PROBLEM TO WORK ON — Which lines of the data contain the string "ТАЛАНТ"? Show each of them.

┌─ DATASET EXTRACT

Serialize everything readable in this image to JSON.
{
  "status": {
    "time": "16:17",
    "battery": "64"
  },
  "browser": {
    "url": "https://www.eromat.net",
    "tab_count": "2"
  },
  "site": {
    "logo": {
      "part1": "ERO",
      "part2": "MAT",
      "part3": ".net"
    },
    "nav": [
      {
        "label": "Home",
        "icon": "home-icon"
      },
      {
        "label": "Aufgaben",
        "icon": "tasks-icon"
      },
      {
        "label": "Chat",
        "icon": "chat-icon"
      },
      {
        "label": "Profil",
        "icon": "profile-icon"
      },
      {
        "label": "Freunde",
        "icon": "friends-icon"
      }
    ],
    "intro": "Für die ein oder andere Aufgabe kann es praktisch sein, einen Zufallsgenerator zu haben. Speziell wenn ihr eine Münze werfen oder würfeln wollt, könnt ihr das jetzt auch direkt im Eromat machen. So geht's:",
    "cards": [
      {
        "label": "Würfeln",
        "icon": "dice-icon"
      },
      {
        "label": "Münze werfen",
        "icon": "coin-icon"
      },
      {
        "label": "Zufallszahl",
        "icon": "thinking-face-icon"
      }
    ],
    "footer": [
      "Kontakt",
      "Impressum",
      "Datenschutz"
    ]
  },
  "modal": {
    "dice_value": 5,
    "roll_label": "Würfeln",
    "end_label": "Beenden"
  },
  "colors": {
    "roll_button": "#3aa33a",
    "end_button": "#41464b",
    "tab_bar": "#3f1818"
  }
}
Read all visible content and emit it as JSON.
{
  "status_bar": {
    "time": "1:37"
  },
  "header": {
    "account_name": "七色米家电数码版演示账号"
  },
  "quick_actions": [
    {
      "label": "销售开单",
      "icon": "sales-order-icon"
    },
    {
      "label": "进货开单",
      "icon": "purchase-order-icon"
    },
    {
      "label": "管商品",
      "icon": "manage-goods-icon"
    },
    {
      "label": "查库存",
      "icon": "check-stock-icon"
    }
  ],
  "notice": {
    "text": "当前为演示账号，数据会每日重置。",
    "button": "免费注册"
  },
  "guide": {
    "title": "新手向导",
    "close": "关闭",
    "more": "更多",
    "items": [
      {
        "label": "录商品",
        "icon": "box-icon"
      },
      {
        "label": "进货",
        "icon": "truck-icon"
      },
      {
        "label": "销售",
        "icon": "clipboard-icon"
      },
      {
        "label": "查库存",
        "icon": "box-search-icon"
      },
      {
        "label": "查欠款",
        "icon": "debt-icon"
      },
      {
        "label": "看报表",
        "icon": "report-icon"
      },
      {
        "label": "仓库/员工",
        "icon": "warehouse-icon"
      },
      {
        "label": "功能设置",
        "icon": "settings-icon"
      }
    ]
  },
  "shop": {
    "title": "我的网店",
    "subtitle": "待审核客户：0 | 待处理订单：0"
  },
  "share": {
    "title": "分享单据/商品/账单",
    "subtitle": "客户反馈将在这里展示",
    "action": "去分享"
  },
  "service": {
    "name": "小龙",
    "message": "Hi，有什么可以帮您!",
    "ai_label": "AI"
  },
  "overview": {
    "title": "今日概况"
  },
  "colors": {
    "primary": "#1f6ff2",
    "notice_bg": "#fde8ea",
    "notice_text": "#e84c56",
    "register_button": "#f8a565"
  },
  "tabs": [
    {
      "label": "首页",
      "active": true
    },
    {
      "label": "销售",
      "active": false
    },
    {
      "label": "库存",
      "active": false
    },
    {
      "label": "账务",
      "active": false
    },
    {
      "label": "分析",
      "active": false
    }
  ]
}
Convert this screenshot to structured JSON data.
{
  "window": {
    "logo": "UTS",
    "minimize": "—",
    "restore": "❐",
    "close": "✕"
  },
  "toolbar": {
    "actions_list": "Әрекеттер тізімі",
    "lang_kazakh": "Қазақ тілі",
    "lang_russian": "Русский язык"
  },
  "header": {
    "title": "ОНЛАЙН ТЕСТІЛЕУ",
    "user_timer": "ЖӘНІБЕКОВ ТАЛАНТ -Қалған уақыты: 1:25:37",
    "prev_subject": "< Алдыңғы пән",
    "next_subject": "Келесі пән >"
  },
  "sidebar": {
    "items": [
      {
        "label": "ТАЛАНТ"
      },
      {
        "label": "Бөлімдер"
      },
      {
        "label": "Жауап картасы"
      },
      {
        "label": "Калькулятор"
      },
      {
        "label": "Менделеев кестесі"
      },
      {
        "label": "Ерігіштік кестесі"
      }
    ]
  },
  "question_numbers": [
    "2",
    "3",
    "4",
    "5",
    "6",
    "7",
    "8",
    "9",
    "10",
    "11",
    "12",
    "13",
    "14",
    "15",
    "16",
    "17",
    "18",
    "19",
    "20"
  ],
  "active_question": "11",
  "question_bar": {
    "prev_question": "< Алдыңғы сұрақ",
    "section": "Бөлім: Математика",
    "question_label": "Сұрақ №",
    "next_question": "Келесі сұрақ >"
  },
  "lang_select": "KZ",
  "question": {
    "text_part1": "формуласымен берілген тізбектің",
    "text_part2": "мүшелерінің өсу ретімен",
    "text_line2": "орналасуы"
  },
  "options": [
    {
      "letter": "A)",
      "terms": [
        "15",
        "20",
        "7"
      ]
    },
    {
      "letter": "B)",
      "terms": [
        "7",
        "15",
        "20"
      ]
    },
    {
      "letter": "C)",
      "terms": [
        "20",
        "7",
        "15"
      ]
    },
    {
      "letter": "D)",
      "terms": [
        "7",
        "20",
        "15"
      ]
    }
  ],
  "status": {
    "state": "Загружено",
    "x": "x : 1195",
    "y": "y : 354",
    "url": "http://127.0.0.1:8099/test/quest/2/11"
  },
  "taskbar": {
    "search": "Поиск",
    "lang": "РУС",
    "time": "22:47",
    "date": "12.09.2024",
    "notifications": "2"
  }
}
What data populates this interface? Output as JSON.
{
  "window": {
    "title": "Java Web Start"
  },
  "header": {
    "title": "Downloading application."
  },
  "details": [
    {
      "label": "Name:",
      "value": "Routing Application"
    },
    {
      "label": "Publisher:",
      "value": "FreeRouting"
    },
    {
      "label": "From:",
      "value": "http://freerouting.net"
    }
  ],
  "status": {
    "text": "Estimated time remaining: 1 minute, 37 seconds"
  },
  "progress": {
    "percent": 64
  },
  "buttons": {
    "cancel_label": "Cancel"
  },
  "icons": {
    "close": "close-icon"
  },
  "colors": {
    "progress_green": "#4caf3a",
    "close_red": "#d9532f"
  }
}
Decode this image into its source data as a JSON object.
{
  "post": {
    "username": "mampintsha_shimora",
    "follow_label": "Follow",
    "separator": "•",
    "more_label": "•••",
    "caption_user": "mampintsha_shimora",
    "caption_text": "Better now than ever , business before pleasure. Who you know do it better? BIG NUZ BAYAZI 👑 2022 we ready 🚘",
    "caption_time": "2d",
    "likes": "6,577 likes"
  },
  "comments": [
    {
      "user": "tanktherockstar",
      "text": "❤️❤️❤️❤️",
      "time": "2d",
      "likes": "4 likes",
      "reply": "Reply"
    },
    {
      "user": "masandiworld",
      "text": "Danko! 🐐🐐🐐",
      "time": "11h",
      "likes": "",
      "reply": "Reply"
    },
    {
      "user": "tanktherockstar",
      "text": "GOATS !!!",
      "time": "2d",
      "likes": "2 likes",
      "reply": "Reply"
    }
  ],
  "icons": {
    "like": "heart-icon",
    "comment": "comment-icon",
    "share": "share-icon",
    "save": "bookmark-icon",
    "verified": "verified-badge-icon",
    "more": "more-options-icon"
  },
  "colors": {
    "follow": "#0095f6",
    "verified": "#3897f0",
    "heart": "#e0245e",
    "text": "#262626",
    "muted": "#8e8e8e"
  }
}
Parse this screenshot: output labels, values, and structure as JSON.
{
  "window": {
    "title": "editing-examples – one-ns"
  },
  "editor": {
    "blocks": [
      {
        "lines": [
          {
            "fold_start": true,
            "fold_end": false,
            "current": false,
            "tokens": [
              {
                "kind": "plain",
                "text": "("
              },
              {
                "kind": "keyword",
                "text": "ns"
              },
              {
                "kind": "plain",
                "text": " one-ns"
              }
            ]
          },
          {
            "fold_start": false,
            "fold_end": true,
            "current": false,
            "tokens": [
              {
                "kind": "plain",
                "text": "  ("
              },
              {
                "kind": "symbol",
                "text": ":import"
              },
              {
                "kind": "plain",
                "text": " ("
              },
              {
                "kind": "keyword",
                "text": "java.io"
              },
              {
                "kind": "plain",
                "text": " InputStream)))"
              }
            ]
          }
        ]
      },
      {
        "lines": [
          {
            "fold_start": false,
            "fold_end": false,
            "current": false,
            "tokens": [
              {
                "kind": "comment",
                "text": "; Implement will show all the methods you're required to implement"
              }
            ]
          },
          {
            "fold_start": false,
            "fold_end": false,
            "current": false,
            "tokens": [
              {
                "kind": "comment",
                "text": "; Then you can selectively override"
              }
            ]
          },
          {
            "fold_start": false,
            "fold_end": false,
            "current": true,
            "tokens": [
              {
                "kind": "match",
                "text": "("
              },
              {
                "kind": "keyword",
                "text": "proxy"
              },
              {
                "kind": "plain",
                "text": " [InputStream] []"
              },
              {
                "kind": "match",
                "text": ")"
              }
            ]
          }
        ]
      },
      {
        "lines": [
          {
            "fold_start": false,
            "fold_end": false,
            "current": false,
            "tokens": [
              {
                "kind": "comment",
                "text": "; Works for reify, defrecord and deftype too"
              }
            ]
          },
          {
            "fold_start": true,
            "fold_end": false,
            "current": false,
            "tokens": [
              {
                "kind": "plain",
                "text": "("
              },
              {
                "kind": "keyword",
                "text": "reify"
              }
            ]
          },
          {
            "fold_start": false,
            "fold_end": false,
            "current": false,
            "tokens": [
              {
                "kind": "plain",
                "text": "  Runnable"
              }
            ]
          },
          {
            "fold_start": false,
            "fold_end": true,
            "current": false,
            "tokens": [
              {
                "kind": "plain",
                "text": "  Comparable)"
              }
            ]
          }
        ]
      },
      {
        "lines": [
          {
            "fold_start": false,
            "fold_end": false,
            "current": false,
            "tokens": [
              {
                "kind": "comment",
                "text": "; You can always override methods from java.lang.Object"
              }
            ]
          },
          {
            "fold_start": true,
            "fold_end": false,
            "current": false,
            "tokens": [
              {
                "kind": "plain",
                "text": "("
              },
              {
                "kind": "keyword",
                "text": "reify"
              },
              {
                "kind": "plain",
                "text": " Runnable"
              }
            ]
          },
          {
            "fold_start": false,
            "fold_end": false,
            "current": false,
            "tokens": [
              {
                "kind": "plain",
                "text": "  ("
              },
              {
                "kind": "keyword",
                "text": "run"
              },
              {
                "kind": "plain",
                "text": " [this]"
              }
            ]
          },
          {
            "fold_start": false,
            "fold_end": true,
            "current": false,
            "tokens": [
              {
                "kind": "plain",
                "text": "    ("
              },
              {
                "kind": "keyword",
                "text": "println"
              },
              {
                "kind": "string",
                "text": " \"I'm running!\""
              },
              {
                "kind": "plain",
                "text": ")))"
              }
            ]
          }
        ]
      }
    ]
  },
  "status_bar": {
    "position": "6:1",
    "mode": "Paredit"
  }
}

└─

WRITTEN SOLUTION —
    "user_timer": "ЖӘНІБЕКОВ ТАЛАНТ -Қалған уақыты: 1:25:37",
        "label": "ТАЛАНТ"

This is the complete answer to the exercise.